“I can now assure you that through the Project Management, Governance and Accountability course I am comfortable with issues about governing projects, accountability, income and expenditure accounts, budgeting and balance sheets. KODE courses are very relevant to our needs and the skills they are given are practical, applicable and not abstract”. 

Shadrack Musyoka, Monitoring & Evaluation Officer for the Diocese of Kitui, Kenya also commented:

KODE's approach is more practical than theoretical. At this point in my career, I did not think I needed more theory but rather practical ideas that I could apply to work. The flexibility is refreshing and the access to the tutor wonderful. I enjoyed asking questions and discussion it was intellectually exhilarating”.

The courses have great benefits in developing the capacity of individuals and potentially the organisation within which they operate. An excellent example of how a participant has brought the benefits of KODE to her organisation's beneficiaries was demonstrated through the following comment from Jacinta Mwangi from the Live With Hope Centre, Kenya:

“My organisation supports people with HIV/AIDS and there are a lot of activities to be monitored and evaluated to ensure these people get the best services and improve their quality of life. KODE really helped me so much and reading through those case studies I was able to measure my organisation and learn a lot from them. I still continue to refer to the materials”.
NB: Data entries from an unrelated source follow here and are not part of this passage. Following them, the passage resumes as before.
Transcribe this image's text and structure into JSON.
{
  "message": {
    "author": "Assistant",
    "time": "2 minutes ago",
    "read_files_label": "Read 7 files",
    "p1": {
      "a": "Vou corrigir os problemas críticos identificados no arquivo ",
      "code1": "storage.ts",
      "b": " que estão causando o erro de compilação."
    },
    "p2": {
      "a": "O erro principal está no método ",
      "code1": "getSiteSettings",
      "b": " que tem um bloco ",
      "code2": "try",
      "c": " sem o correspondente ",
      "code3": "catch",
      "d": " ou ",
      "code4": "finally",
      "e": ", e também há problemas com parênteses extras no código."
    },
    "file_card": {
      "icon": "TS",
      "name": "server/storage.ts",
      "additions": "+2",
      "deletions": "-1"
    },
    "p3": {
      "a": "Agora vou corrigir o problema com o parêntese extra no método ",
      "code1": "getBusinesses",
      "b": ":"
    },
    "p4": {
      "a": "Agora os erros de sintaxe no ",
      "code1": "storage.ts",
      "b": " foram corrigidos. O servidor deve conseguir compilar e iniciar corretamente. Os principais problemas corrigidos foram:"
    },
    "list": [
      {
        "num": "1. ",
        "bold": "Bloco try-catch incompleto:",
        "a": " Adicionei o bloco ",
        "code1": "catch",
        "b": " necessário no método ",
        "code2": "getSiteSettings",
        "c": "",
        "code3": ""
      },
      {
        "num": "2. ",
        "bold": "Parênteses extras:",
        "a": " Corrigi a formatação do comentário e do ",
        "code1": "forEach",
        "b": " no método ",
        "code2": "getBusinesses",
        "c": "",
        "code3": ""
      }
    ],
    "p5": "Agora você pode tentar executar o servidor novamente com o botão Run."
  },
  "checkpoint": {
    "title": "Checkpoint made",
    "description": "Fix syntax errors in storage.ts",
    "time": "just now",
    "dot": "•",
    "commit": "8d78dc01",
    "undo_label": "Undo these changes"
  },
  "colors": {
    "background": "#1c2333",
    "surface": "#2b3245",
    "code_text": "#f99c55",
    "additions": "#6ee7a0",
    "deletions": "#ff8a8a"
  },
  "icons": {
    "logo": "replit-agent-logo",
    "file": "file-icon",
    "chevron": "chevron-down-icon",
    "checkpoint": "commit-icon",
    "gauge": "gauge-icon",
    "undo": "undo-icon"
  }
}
In the future, KODE intends to further its geographical reach to continue providing access to Kimmage DSC where there was none previously. The KODE educational experience is continuously fine tuned and hopes to attract high-level practitioners and academics to join in the on-line discussion forum so that learners can have first hand access to a wide range of experience and knowledge.


KODE has a vital role to play in providing skills-based, focussed, programmatic content which, according to the feedback from our 2010 participants, is both personally and professional transforming. Graduates are also returning to KODE programmes in other areas of study: Sr Patricia Hanvey, despite being based in a remote, difficult to access part of Zambia, has now undertaken all four KODE courses and may also participate in our Gender Based Violence and Developmentcourse. This is an advantage of KODE courses being available globally with additional face-to-face one-day introductory workshops in Kenya, Tanzania, Uganda, Zambia and Ethiopia. KODE courses include: project planning and proposal writing; monitoring and evaluation; project management, governance and accountability; and sustainable livelihoods and poverty reduction. KODE will launch its new Gender-Based Violence and Development course in April 2011. Application forms, details of course fees, course outlines, tutor profiles, recent participant feedback are all available on the KODE website: http://www.kodeonline.com.


Deirdre Healy is KODE Development Officer at the Kimmage Development Studies Centre.

Healy, D (2011) 'KODE: Professional development courses for development workers', Policy and Practice: A Development Education Review, Vol. 12, Spring, pp. 125-129.